----- Supplied records

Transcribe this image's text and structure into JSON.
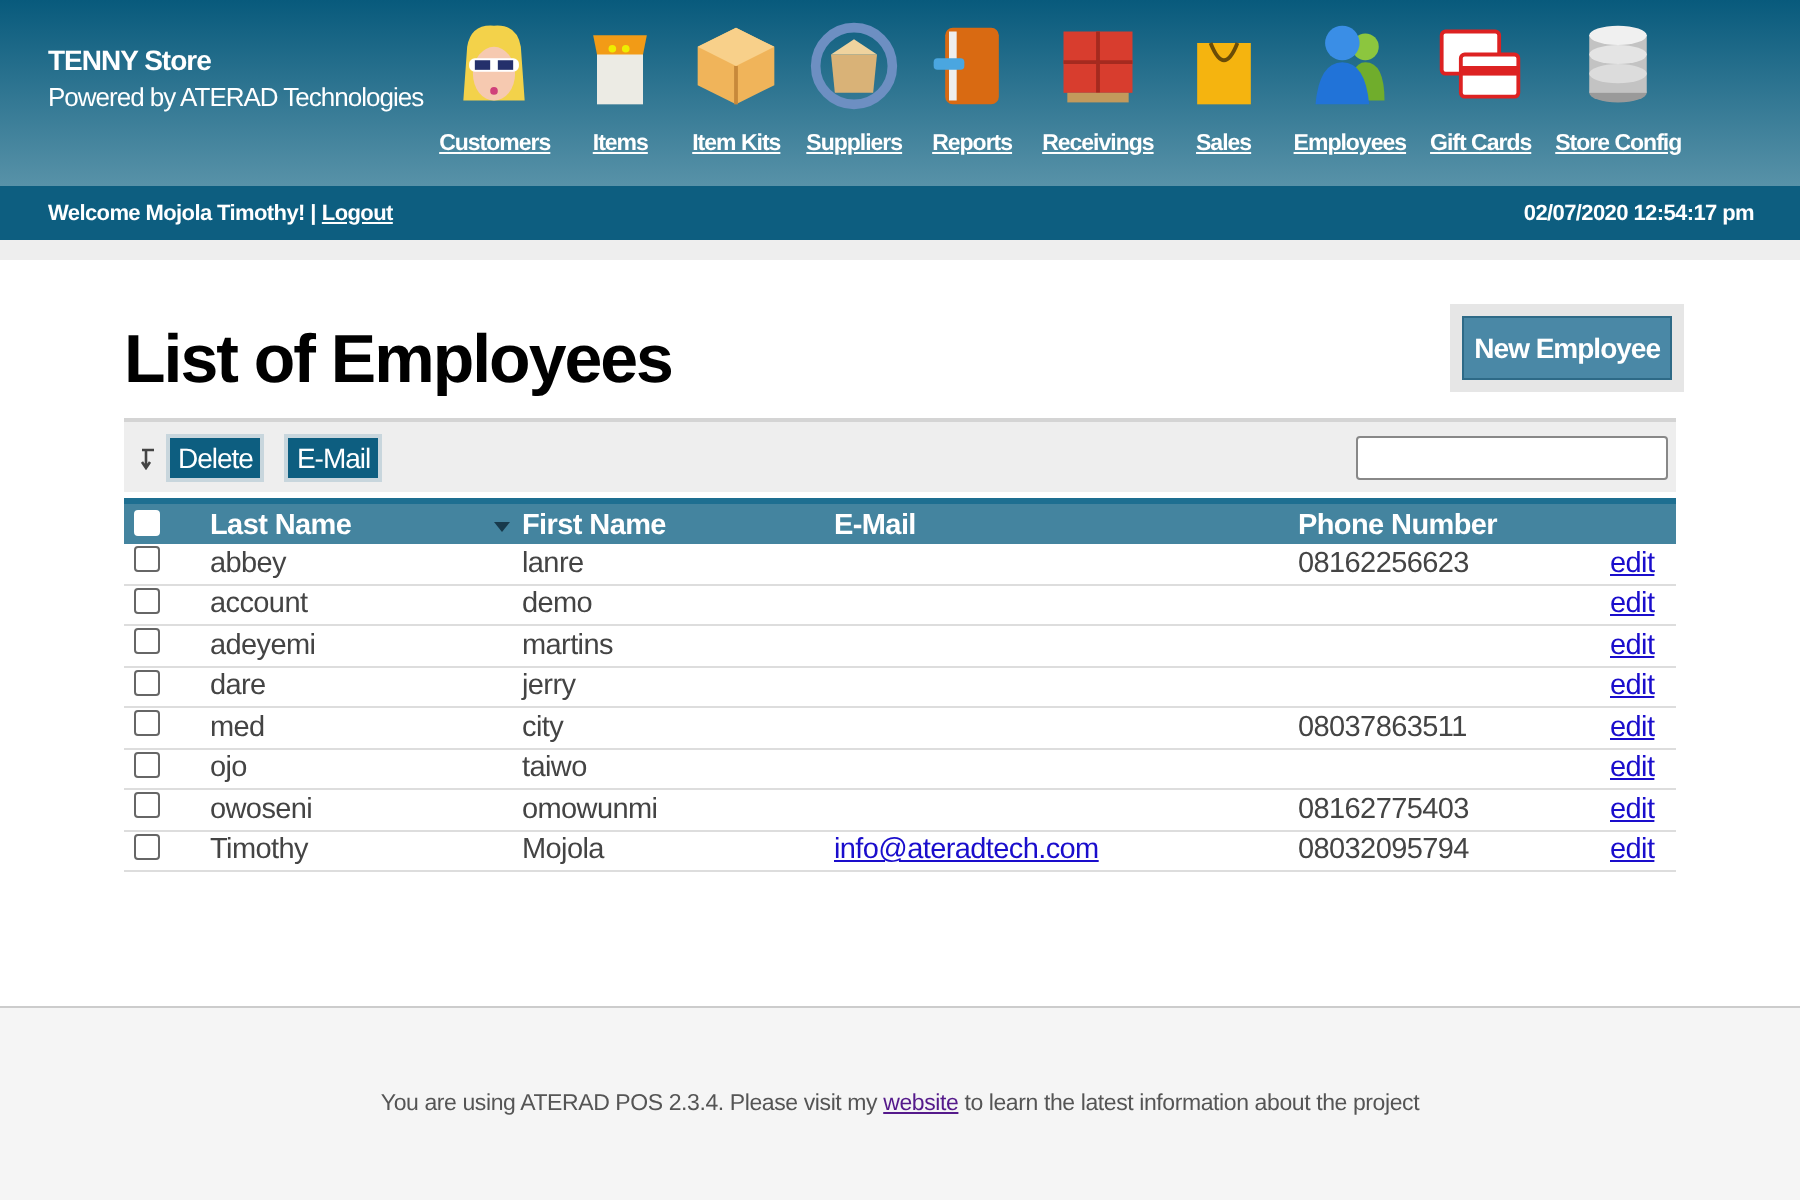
{
  "header": {
    "store_name": "TENNY Store",
    "powered_by": "Powered by ATERAD Technologies",
    "nav": [
      {
        "label": "Customers"
      },
      {
        "label": "Items"
      },
      {
        "label": "Item Kits"
      },
      {
        "label": "Suppliers"
      },
      {
        "label": "Reports"
      },
      {
        "label": "Receivings"
      },
      {
        "label": "Sales"
      },
      {
        "label": "Employees"
      },
      {
        "label": "Gift Cards"
      },
      {
        "label": "Store Config"
      }
    ]
  },
  "user_bar": {
    "welcome": "Welcome Mojola Timothy! |",
    "logout": "Logout",
    "datetime": "02/07/2020 12:54:17 pm"
  },
  "page": {
    "title": "List of Employees",
    "new_button": "New Employee"
  },
  "toolbar": {
    "buttons": [
      "Delete",
      "E-Mail"
    ]
  },
  "table": {
    "select_all": {
      "checked": false
    },
    "columns": [
      {
        "label": "Last Name",
        "sorted": true
      },
      {
        "label": "First Name",
        "sorted": false
      },
      {
        "label": "E-Mail",
        "sorted": false
      },
      {
        "label": "Phone Number",
        "sorted": false
      }
    ],
    "rows": [
      {
        "selected": false,
        "last_name": "abbey",
        "first_name": "lanre",
        "email": "",
        "phone": "08162256623",
        "action": "edit"
      },
      {
        "selected": false,
        "last_name": "account",
        "first_name": "demo",
        "email": "",
        "phone": "",
        "action": "edit"
      },
      {
        "selected": false,
        "last_name": "adeyemi",
        "first_name": "martins",
        "email": "",
        "phone": "",
        "action": "edit"
      },
      {
        "selected": false,
        "last_name": "dare",
        "first_name": "jerry",
        "email": "",
        "phone": "",
        "action": "edit"
      },
      {
        "selected": false,
        "last_name": "med",
        "first_name": "city",
        "email": "",
        "phone": "08037863511",
        "action": "edit"
      },
      {
        "selected": false,
        "last_name": "ojo",
        "first_name": "taiwo",
        "email": "",
        "phone": "",
        "action": "edit"
      },
      {
        "selected": false,
        "last_name": "owoseni",
        "first_name": "omowunmi",
        "email": "",
        "phone": "08162775403",
        "action": "edit"
      },
      {
        "selected": false,
        "last_name": "Timothy",
        "first_name": "Mojola",
        "email": "info@ateradtech.com",
        "phone": "08032095794",
        "action": "edit"
      }
    ]
  },
  "footer": {
    "before": "You are using ATERAD POS 2.3.4. Please visit my",
    "link": "website",
    "after": "to learn the latest information about the project"
  }
}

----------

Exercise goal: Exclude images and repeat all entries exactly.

Answer for this exercise:
Transcribe this image's text and structure into JSON.
{
  "header": {
    "store_name": "TENNY Store",
    "powered_by": "Powered by ATERAD Technologies",
    "nav": [
      {
        "label": "Customers"
      },
      {
        "label": "Items"
      },
      {
        "label": "Item Kits"
      },
      {
        "label": "Suppliers"
      },
      {
        "label": "Reports"
      },
      {
        "label": "Receivings"
      },
      {
        "label": "Sales"
      },
      {
        "label": "Employees"
      },
      {
        "label": "Gift Cards"
      },
      {
        "label": "Store Config"
      }
    ]
  },
  "user_bar": {
    "welcome": "Welcome Mojola Timothy! |",
    "logout": "Logout",
    "datetime": "02/07/2020 12:54:17 pm"
  },
  "page": {
    "title": "List of Employees",
    "new_button": "New Employee"
  },
  "toolbar": {
    "buttons": [
      "Delete",
      "E-Mail"
    ]
  },
  "table": {
    "select_all": {
      "checked": false
    },
    "columns": [
      {
        "label": "Last Name",
        "sorted": true
      },
      {
        "label": "First Name",
        "sorted": false
      },
      {
        "label": "E-Mail",
        "sorted": false
      },
      {
        "label": "Phone Number",
        "sorted": false
      }
    ],
    "rows": [
      {
        "selected": false,
        "last_name": "abbey",
        "first_name": "lanre",
        "email": "",
        "phone": "08162256623",
        "action": "edit"
      },
      {
        "selected": false,
        "last_name": "account",
        "first_name": "demo",
        "email": "",
        "phone": "",
        "action": "edit"
      },
      {
        "selected": false,
        "last_name": "adeyemi",
        "first_name": "martins",
        "email": "",
        "phone": "",
        "action": "edit"
      },
      {
        "selected": false,
        "last_name": "dare",
        "first_name": "jerry",
        "email": "",
        "phone": "",
        "action": "edit"
      },
      {
        "selected": false,
        "last_name": "med",
        "first_name": "city",
        "email": "",
        "phone": "08037863511",
        "action": "edit"
      },
      {
        "selected": false,
        "last_name": "ojo",
        "first_name": "taiwo",
        "email": "",
        "phone": "",
        "action": "edit"
      },
      {
        "selected": false,
        "last_name": "owoseni",
        "first_name": "omowunmi",
        "email": "",
        "phone": "08162775403",
        "action": "edit"
      },
      {
        "selected": false,
        "last_name": "Timothy",
        "first_name": "Mojola",
        "email": "info@ateradtech.com",
        "phone": "08032095794",
        "action": "edit"
      }
    ]
  },
  "footer": {
    "before": "You are using ATERAD POS 2.3.4. Please visit my",
    "link": "website",
    "after": "to learn the latest information about the project"
  }
}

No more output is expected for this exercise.